Claravale Farm, two hours west of Fresno, has been producing milk with minimal interference between the udder and the customer for about 80 years. It's one of two licensed raw milk dairies in California, which allows the retail sale of milk that has not been heated to 161 degrees Fahrenheit for 15 seconds.
But even as consumers inspired by the local food movement line up at farmers markets and specialty stores to buy raw milk, pressure on the producers has intensified in California and elsewhere around the country.
"People have been drinking raw milk for thousands of years around the world," Claravale's owner Ron Garthwaite said. "But recently, raw milk has become a biohazard."
Five other states -- New Hampshire, Pennsylvania, Idaho, Vermont and South Dakota -- have adopted stricter standards to regulate the amount of bacteria in unprocessed milk in the past three years, according to the Raw Milk Survey released last month by the National Association of State Departments of Agriculture.
And states have cracked down on small unlicensed farmers selling raw milk to friends and neighbors. Three people were arrested in California this week for allegedly producing and selling raw milk without a license. They ran a herd share, in which several people split ownership because an animal's owner can legally drink its raw milk without state inspections.
Raw milk has been consumed since about 10,000 years ago, when goats were first domesticated, but only 1 to 3 percent of Americans consume it today. Federal law prohibits the sale of raw milk from state to state, but allows states to regulate its sale within their borders.
Thirty states allow some sort of raw milk sales: 13 restrict sales to the farm, 12 allow for retail sales and the other five have a combination of regulations.
Raw milk enthusiasts say pasteurization -- the process of heating milk to kill disease-causing bacteria -- kills bacteria beneficial to human health and argue that unprocessed milk is fresher, full of nutrients and tastier.
The Centers for Disease Control and Prevention, however, warns that raw milk "can make you very sick or kill you." According to the CDC, raw milk can be contaminated with bacteria such listeria, salmonella and E. coli.
Raw milk producers, who are subject to extensive pathogen testing, say their product is unfairly maligned.
"Government officials want to force us to create a sterile environment.
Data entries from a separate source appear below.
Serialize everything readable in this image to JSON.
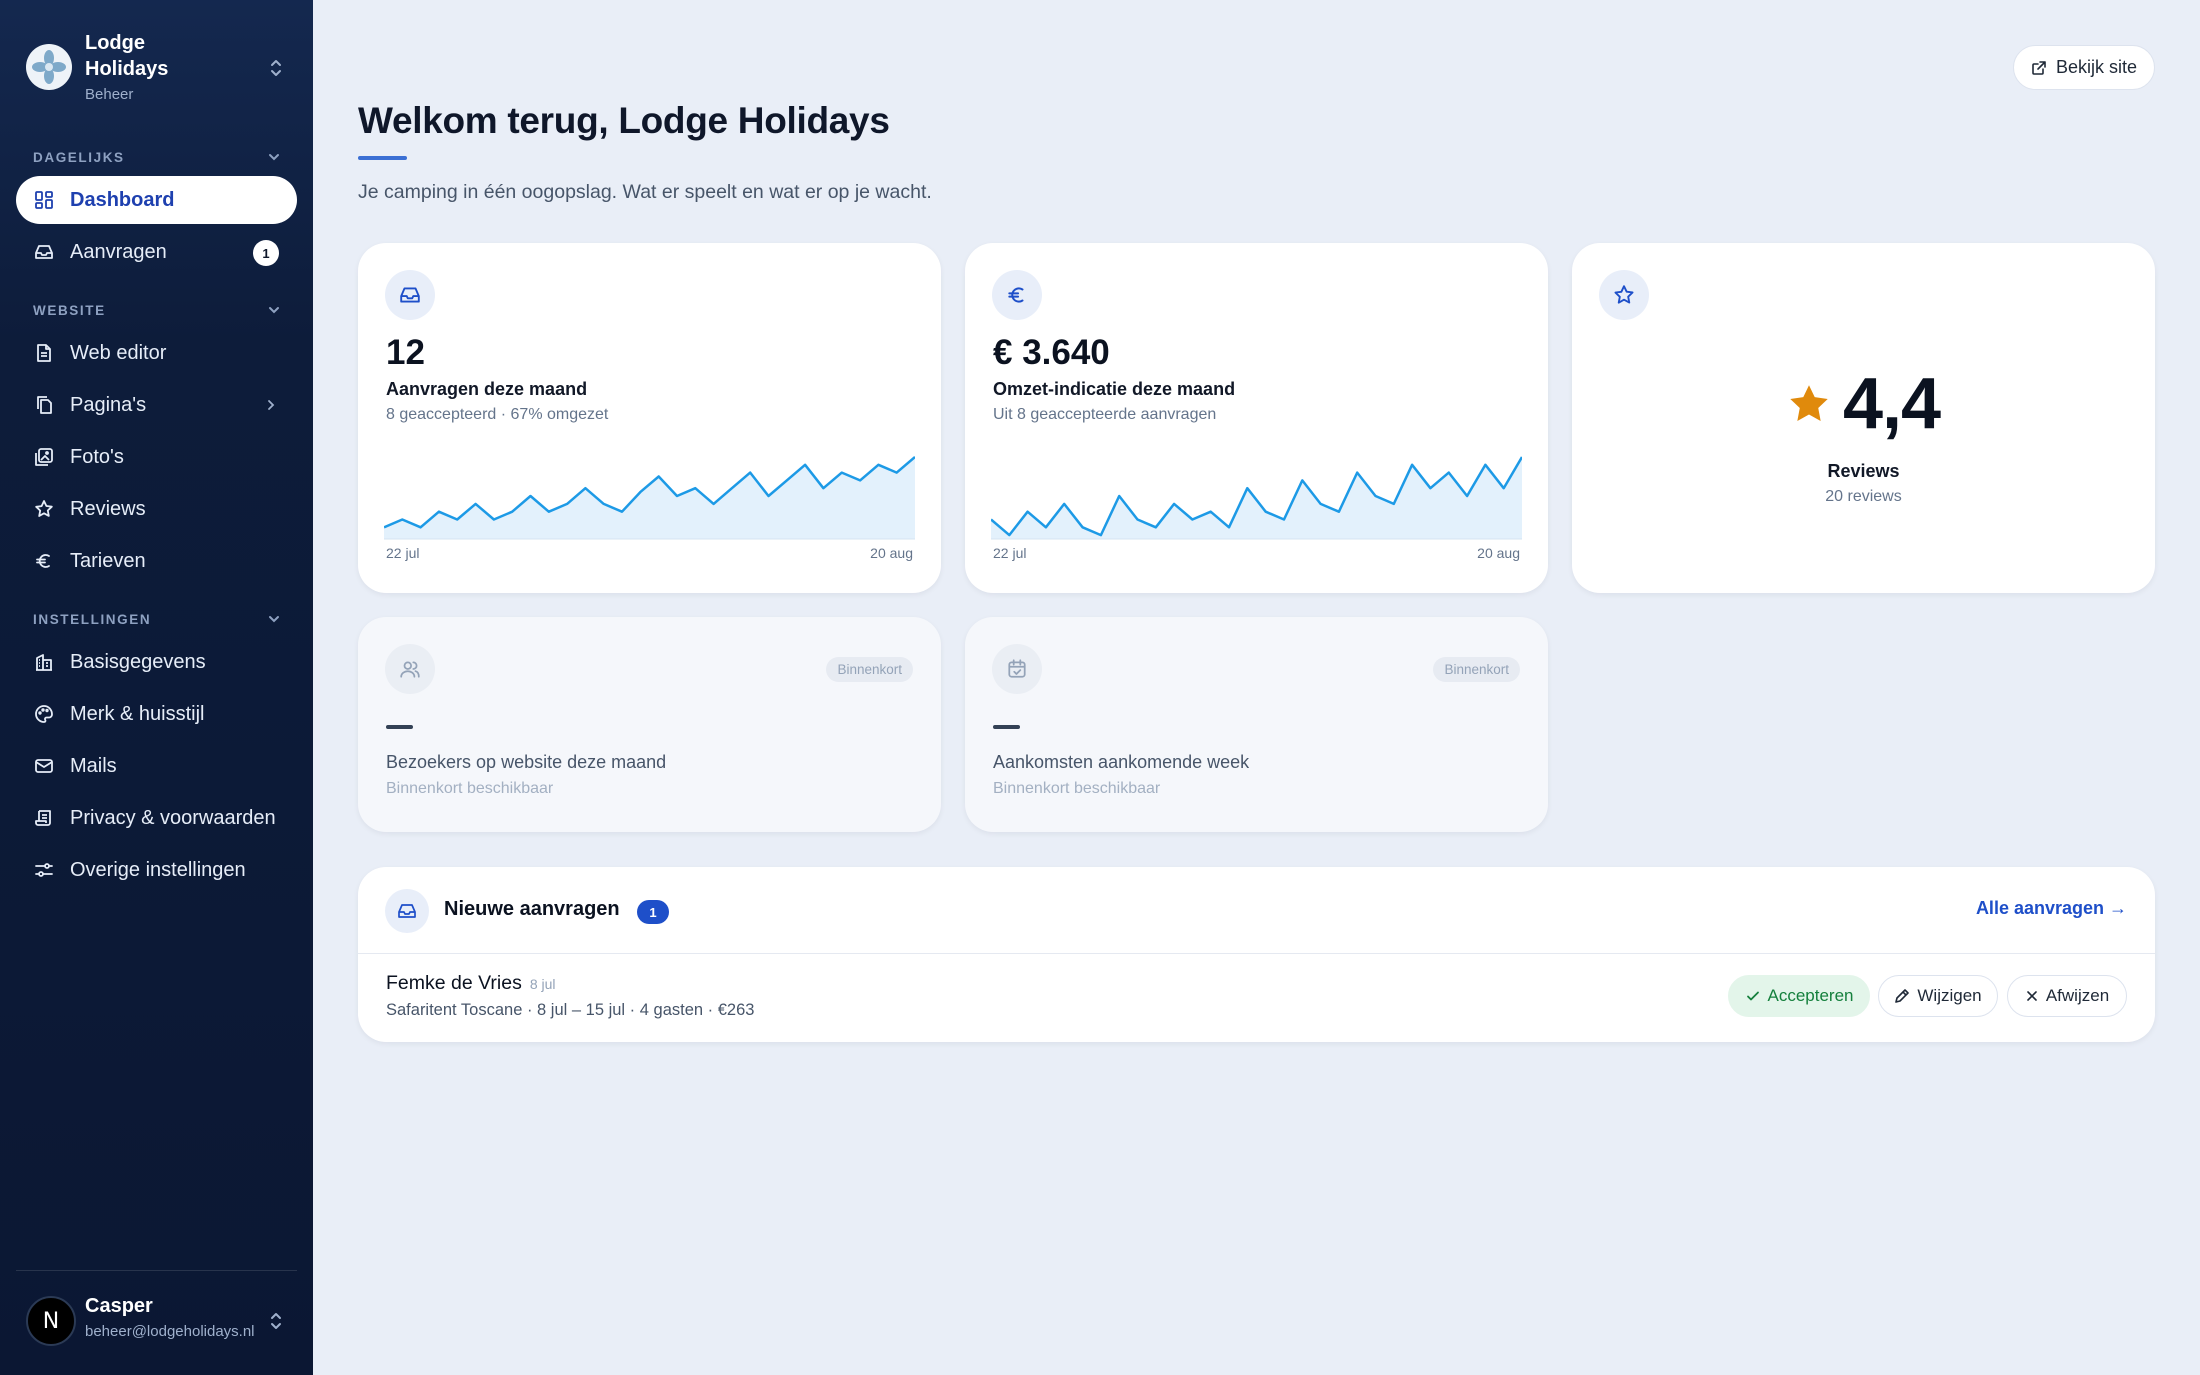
{
  "brand": {
    "name": "Lodge Holidays",
    "role": "Beheer"
  },
  "nav": {
    "sections": [
      {
        "title": "DAGELIJKS"
      },
      {
        "title": "WEBSITE"
      },
      {
        "title": "INSTELLINGEN"
      }
    ],
    "items": [
      {
        "label": "Dashboard",
        "icon": "dashboard-icon",
        "active": true
      },
      {
        "label": "Aanvragen",
        "icon": "inbox-icon",
        "badge": "1"
      },
      {
        "label": "Web editor",
        "icon": "document-icon"
      },
      {
        "label": "Pagina's",
        "icon": "pages-icon"
      },
      {
        "label": "Foto's",
        "icon": "image-icon"
      },
      {
        "label": "Reviews",
        "icon": "star-icon"
      },
      {
        "label": "Tarieven",
        "icon": "euro-icon"
      },
      {
        "label": "Basisgegevens",
        "icon": "building-icon"
      },
      {
        "label": "Merk & huisstijl",
        "icon": "palette-icon"
      },
      {
        "label": "Mails",
        "icon": "mail-icon"
      },
      {
        "label": "Privacy & voorwaarden",
        "icon": "scroll-icon"
      },
      {
        "label": "Overige instellingen",
        "icon": "sliders-icon"
      }
    ]
  },
  "user": {
    "name": "Casper",
    "email": "beheer@lodgeholidays.nl",
    "initial": "N"
  },
  "header": {
    "view_site": "Bekijk site",
    "title": "Welkom terug, Lodge Holidays",
    "subtitle": "Je camping in één oogopslag. Wat er speelt en wat er op je wacht."
  },
  "stats": {
    "requests": {
      "value": "12",
      "label": "Aanvragen deze maand",
      "sub": "8 geaccepteerd · 67% omgezet",
      "axis_start": "22 jul",
      "axis_end": "20 aug"
    },
    "revenue": {
      "value": "€ 3.640",
      "label": "Omzet-indicatie deze maand",
      "sub": "Uit 8 geaccepteerde aanvragen",
      "axis_start": "22 jul",
      "axis_end": "20 aug"
    },
    "reviews": {
      "value": "4,4",
      "label": "Reviews",
      "sub": "20 reviews"
    },
    "visitors": {
      "badge": "Binnenkort",
      "label": "Bezoekers op website deze maand",
      "sub": "Binnenkort beschikbaar"
    },
    "arrivals": {
      "badge": "Binnenkort",
      "label": "Aankomsten aankomende week",
      "sub": "Binnenkort beschikbaar"
    }
  },
  "sparklines": {
    "requests": [
      3,
      5,
      3,
      7,
      5,
      9,
      5,
      7,
      11,
      7,
      9,
      13,
      9,
      7,
      12,
      16,
      11,
      13,
      9,
      13,
      17,
      11,
      15,
      19,
      13,
      17,
      15,
      19,
      17,
      21
    ],
    "revenue": [
      5,
      1,
      7,
      3,
      9,
      3,
      1,
      11,
      5,
      3,
      9,
      5,
      7,
      3,
      13,
      7,
      5,
      15,
      9,
      7,
      17,
      11,
      9,
      19,
      13,
      17,
      11,
      19,
      13,
      21
    ]
  },
  "colors": {
    "accent": "#1e4fc9",
    "sidebar": "#0d1c3a",
    "spark": "#1d9ae6",
    "star": "#e08a0c"
  },
  "requests_panel": {
    "title": "Nieuwe aanvragen",
    "count": "1",
    "all_link": "Alle aanvragen →",
    "items": [
      {
        "name": "Femke de Vries",
        "date": "8 jul",
        "detail": "Safaritent Toscane · 8 jul – 15 jul · 4 gasten · €263"
      }
    ],
    "actions": {
      "accept": "Accepteren",
      "edit": "Wijzigen",
      "reject": "Afwijzen"
    }
  }
}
What they don't understand is that our customers don't want industrial milk, they want a living product," Garthwaite said. "It's ironic when you can freely smoke cigarettes and drink alcohol, yet the government tells you raw milk is supposedly deadly."
Michael Marsh, chief executive of Western United Dairymen, which lobbies on behalf of California's dairy industry, said the primary concern among conventional dairy producers is that raw milk can give all milk a bad image.
"Consumers don't always discriminate between the two," Marsh said. "They just hear 'milk' and that it made somebody ill. Our concern is, if people get sick from raw milk, it stains the rest of us and demand for all milk goes down."
From 1998 through 2008, the CDC reported 86 outbreaks with 1,676 illnesses due to consumption of raw milk or raw milk products. During that period, no deaths were attributed to drinking raw milk, according to the agency. Two deaths occurred due to consumption of queso fresco, cheese made with unpasteurized milk.
During the same time period, pasteurized milk products -- which are consumed by the vast majority of Americans -- caused 27 outbreaks with 2,494 illnesses and 4 deaths.
The lack of retail availability of raw milk has led consumers to flock to so-called herd shares.
But California has recently moved to shut down shares in El Dorado, Placer, Riverside and Los Angeles counties, said Department of Food and Agriculture spokesman Steve Lyle. Local prosecutors have also taken up several cases against herd shares, Lyle said.
"Herd-sharing arrangements where milk is distributed off the property is a commercial distribution subject to state law," Lyle said. "It must be licensed and inspected by the state. It's about making sure the food is safe."
Evergreen Acres Farm in San Jose, which ran a 100-person herd share with 20 goats, has been told to shut down. Owner Michael Hulme said his farm may go out of business, because he can't afford the bottling equipment and other requirements to become a licensed dairy. He estimates there are 70 to 100 herd shares throughout California.
Another farmer told to shut down her herd share -- 2 cows shared by 15 people -- is hoping for legislative help. Pattie Chelseth, owner of My Sisters' Farm in Shingle Springs, wants a bill that would let small producers sell goods like milk and cheese directly to consumers without government oversight.
"It's about a private, contractual relationship between you and your neighbor," she said.